Art collecting. A family passion

Gian Giacomo Poldi Pezzoli

Gian Giacomo Poldi Pezzoli was born in Milan on 27 July 1822. His father Giuseppe Poldi Pezzoli (1768-1833) in 1818 had inherited a considerable estate from the Pezzoli Family, who had been in charge of the tax collecting for the Austrian government. In 1819 Giuseppe married Rosa Trivulzio (1800-1859), the daughter of Marquis Gian Giacomo (1774 -1831), heir of the most famous Milanese private museum. A man of great culture, he was a collector of precious objects and antique books for the family library, known as the Trivulziana Library.
At his father’s death, Gian Giacomo was only eleven and Rosa took charge of his education, while continuing her friendship with artists and literates.


In 1846, Gian Giacomo turned twenty-four and inherited the family fortune. As a patriot, he supported the 1848 insurrection and, after the restoration of Austrian power in Lombardy, was exiled. He took refuge in Lugano and afterwards travelled to France and Florence. His journeys to Switzerland, France and England were important opportunities to learn about the latest trends in international art collecting. Indeed, in those years, the first Great Exhibition was organized in London, and in Paris opened the Musée Cluny of decorative arts in a Gothic setting.
Back in Milan, in 1849 Gian Giacomo started the project of his house-museum.


Between 1846 and 1850, Gian Giacomo began his purchases of antique arms, his first passion, creating an Armoury. In 1850, he started buying paintings of the Lombard, Venetian and Tuscan Renaissance, some of them of extraordinary value. Thanks to Giuseppe Molteni, portraitist, restorer and a close friend of the Poldi Pezzoli family, he was introduced to the most important European art critics. Among them, the German Otto Mündler, the Italian Giovanni Morelli and the English Charles Eastlake, director of the National Gallery in London.
Gian Giacomo enjoyed opening his home to art scholars and collectors, and his paintings were often at the center of the most up-to-date critical debates.

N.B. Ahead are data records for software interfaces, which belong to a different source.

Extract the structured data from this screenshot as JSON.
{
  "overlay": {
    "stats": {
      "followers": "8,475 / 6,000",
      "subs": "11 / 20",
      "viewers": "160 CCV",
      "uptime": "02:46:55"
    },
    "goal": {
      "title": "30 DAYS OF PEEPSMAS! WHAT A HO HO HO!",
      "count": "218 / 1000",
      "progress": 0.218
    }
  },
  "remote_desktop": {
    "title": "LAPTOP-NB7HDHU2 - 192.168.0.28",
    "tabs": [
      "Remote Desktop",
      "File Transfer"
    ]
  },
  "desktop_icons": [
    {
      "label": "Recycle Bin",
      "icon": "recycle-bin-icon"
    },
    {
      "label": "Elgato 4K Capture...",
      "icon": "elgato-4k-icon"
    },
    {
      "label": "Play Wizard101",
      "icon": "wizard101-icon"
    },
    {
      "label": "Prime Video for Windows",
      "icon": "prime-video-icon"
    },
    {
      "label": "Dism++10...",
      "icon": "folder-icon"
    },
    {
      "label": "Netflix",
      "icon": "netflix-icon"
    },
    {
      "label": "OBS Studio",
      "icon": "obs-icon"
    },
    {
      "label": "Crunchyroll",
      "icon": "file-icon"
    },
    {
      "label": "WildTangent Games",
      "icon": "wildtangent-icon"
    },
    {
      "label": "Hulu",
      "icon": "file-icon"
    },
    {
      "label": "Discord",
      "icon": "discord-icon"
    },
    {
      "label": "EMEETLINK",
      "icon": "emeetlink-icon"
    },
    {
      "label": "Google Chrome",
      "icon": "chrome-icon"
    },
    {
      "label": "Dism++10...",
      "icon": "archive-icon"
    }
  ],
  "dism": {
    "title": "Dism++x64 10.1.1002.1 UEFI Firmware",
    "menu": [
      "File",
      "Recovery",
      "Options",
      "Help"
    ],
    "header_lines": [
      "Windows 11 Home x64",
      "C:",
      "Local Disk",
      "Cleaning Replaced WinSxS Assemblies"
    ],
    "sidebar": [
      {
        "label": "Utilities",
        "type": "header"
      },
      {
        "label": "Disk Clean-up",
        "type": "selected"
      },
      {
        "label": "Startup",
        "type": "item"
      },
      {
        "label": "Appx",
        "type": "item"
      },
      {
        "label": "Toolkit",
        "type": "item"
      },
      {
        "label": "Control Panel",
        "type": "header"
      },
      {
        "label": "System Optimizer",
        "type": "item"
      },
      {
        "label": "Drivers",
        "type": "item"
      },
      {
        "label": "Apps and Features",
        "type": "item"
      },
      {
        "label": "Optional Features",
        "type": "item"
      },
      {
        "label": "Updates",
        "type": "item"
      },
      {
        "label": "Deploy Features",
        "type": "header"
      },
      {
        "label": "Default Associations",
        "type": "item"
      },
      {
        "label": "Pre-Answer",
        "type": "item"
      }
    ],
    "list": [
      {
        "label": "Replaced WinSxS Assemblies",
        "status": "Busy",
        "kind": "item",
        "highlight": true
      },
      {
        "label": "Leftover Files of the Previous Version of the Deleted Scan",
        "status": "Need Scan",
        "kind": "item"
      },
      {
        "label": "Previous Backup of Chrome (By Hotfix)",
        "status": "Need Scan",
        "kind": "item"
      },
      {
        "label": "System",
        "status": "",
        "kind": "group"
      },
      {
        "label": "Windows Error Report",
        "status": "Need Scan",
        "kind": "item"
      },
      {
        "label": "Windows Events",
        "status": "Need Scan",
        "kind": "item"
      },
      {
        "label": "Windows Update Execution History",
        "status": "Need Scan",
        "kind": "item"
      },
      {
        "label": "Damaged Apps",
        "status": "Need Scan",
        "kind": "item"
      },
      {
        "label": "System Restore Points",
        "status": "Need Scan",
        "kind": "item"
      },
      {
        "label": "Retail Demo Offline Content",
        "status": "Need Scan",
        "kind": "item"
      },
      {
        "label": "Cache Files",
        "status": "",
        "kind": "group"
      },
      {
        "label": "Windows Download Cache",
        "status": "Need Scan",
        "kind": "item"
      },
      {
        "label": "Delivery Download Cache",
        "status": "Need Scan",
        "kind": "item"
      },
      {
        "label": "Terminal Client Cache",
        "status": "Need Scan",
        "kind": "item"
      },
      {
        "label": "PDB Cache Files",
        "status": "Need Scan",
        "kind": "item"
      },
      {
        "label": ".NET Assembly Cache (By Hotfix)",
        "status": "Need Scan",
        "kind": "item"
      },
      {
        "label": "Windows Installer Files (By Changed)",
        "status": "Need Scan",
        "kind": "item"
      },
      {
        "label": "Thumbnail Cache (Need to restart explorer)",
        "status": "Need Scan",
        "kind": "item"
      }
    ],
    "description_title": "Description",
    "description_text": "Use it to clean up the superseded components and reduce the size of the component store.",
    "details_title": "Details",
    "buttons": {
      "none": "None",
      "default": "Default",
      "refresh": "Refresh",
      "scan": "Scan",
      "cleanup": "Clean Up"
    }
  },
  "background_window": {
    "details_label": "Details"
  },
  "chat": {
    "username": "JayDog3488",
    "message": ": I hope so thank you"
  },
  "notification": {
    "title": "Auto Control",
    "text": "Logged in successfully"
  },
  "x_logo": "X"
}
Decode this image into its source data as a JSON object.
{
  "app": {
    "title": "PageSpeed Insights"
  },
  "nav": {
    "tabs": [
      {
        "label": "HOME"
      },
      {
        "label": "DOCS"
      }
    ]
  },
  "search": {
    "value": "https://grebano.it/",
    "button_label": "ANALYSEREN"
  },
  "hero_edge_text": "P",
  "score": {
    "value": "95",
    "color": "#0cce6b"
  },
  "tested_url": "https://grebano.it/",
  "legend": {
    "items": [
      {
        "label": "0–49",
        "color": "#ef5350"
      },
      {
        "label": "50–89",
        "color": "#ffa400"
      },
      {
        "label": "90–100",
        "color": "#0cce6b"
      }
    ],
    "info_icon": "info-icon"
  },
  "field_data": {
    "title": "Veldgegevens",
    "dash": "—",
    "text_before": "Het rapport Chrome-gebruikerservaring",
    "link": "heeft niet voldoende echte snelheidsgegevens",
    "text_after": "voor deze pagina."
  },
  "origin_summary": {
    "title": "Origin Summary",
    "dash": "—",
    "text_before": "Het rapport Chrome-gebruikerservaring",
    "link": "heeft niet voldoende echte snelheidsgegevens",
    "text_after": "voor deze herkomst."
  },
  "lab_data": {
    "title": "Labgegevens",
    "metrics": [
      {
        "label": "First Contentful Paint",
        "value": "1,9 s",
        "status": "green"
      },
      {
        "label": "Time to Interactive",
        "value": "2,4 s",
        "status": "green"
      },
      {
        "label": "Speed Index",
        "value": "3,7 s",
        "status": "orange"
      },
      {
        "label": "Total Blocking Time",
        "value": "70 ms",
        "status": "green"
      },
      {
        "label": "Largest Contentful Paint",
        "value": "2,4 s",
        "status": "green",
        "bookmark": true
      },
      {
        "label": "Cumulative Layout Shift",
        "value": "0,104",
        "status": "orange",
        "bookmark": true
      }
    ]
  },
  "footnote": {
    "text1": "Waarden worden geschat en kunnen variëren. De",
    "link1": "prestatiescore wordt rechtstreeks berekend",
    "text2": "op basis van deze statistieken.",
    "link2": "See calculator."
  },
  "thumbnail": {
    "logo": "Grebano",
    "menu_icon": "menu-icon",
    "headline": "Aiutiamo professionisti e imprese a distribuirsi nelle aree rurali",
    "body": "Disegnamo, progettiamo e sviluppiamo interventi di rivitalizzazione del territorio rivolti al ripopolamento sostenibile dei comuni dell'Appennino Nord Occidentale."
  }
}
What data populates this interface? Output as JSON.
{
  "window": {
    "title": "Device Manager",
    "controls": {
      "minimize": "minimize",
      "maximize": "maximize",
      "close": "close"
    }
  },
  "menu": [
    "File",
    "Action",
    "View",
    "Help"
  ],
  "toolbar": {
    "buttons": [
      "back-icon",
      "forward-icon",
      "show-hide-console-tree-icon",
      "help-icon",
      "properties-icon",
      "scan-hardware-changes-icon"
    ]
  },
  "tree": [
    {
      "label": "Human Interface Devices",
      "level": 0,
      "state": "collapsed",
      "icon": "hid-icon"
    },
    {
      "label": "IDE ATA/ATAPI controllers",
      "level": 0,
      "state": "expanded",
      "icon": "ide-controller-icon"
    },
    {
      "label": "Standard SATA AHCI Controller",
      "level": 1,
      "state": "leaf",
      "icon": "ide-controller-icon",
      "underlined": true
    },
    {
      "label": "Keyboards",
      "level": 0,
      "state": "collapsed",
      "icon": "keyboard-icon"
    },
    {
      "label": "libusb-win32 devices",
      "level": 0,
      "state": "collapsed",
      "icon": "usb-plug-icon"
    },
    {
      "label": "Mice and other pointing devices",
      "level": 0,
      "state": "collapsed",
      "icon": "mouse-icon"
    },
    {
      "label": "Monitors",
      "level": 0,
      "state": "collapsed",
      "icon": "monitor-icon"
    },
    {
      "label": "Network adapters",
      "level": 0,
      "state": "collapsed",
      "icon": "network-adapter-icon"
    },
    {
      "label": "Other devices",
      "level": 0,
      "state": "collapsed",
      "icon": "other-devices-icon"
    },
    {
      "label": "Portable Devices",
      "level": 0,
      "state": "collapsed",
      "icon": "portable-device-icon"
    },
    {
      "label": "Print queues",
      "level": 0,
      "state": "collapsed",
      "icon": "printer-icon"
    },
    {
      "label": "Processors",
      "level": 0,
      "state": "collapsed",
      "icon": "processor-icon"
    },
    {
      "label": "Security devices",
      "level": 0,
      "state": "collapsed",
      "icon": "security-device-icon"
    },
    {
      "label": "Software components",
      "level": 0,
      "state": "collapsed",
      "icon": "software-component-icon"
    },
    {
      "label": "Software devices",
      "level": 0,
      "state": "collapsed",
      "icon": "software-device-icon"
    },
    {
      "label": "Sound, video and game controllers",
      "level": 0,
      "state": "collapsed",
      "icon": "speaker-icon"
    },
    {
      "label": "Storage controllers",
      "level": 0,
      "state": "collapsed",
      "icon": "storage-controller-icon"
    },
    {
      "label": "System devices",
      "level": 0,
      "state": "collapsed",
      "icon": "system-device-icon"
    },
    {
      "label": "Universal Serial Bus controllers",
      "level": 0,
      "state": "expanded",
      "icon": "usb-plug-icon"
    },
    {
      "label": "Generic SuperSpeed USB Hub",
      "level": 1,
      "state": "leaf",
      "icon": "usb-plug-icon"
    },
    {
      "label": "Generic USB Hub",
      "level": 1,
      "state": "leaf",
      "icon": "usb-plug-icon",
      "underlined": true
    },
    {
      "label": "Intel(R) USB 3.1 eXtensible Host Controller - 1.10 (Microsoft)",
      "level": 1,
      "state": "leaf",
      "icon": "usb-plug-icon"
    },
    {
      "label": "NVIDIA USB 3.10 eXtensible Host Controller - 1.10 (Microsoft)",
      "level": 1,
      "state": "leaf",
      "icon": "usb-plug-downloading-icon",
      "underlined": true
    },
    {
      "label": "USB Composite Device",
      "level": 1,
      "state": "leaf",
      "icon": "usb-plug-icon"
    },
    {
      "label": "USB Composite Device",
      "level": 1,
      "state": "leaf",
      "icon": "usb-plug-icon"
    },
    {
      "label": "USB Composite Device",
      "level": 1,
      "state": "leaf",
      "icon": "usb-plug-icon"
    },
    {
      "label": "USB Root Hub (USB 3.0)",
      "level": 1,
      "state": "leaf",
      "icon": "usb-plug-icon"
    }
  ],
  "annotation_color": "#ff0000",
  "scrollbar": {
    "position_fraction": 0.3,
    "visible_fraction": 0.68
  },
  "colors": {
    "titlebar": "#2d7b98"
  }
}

Emilio Cavenaghi, La sala Nera del Museo Poldi Pezzoli, 1872, ubicazione ignota


In 1846, Gian Giacomo Poldi Pezzoli started the refurbishing of his apartment in the family palace. He entrusted the project to two most appreciated artists-decorators Luigi Scrosati (1815-1869) and Giuseppe Bertini (1825-1898). On the first floor, there was a series of rooms, each one inspired to a style of the past. The staircase and the bedroom were in a neo-Baroque style; the Black Room was inspired to “an Early Renaissance style”, the Dante Study to a “14th century style”. At the time, the revival of past styles and techniques (historicism) was highly appreciated. The rooms became the perfect spaces to host paintings, furniture and applied arts.

Ritratto di Gian Giacomo Poldi Pezzoli
In 1879, Gian Giacomo Poldi Pezzoli suddendly died, fifty-seven years old and heirless. Already in 1861, in his will he had written he wanted his apartment and all the art works in it to become an Artistic Foundation “…for public use and benefit in perpetuity in accordance with the rules of the Brera Gallery”. The administration and the direction of such foundation were entrusted to his friend and collaborator Giuseppe Bertini. The museum opened to the public on 25 April 1881, during the Milanese National Exhibition. Within a  few days, it attracted thousands of visitors.